The answer must consist of the listing, reproduced exactly.

Segment Start: DATA FOR THIS EXERCISE

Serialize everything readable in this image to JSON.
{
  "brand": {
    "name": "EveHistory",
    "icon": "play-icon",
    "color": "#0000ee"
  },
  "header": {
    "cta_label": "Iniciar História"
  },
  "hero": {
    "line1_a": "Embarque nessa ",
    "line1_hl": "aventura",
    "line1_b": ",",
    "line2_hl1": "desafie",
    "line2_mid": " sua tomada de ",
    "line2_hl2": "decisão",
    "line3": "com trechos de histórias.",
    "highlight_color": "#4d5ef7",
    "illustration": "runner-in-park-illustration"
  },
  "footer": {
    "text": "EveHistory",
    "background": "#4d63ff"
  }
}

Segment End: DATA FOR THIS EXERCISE

THE ANSWER:
Serialize everything readable in this image to JSON.
{
  "brand": {
    "name": "EveHistory",
    "icon": "play-icon",
    "color": "#0000ee"
  },
  "header": {
    "cta_label": "Iniciar História"
  },
  "hero": {
    "line1_a": "Embarque nessa ",
    "line1_hl": "aventura",
    "line1_b": ",",
    "line2_hl1": "desafie",
    "line2_mid": " sua tomada de ",
    "line2_hl2": "decisão",
    "line3": "com trechos de histórias.",
    "highlight_color": "#4d5ef7",
    "illustration": "runner-in-park-illustration"
  },
  "footer": {
    "text": "EveHistory",
    "background": "#4d63ff"
  }
}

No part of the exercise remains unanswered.